[[ ENTRIES SUPPLIED, beginning ]]

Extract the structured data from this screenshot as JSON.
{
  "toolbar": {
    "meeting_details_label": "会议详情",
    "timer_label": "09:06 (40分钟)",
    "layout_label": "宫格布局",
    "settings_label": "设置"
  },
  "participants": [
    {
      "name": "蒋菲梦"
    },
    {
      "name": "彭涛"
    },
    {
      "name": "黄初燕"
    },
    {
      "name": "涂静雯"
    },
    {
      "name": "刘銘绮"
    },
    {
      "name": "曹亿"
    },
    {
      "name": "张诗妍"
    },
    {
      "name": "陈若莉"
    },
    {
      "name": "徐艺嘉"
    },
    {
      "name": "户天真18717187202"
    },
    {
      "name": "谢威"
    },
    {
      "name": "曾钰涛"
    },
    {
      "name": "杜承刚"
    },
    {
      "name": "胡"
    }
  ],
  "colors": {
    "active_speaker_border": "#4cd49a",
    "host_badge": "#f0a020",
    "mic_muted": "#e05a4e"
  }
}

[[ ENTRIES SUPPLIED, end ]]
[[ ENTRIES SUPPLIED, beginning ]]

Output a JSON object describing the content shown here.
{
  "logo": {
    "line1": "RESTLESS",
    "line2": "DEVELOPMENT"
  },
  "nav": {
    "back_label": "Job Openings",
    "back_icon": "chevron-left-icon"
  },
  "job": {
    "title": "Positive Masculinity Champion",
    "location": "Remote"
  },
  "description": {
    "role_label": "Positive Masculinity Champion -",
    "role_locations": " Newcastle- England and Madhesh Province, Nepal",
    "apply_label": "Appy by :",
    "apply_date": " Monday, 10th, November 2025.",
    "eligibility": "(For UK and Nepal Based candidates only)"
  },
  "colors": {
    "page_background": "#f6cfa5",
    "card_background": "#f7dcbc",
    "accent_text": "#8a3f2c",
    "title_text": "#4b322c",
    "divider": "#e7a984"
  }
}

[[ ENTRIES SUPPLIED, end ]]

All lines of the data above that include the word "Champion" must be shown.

**ANSWER SPACE:**
    "title": "Positive Masculinity Champion",
    "role_label": "Positive Masculinity Champion -",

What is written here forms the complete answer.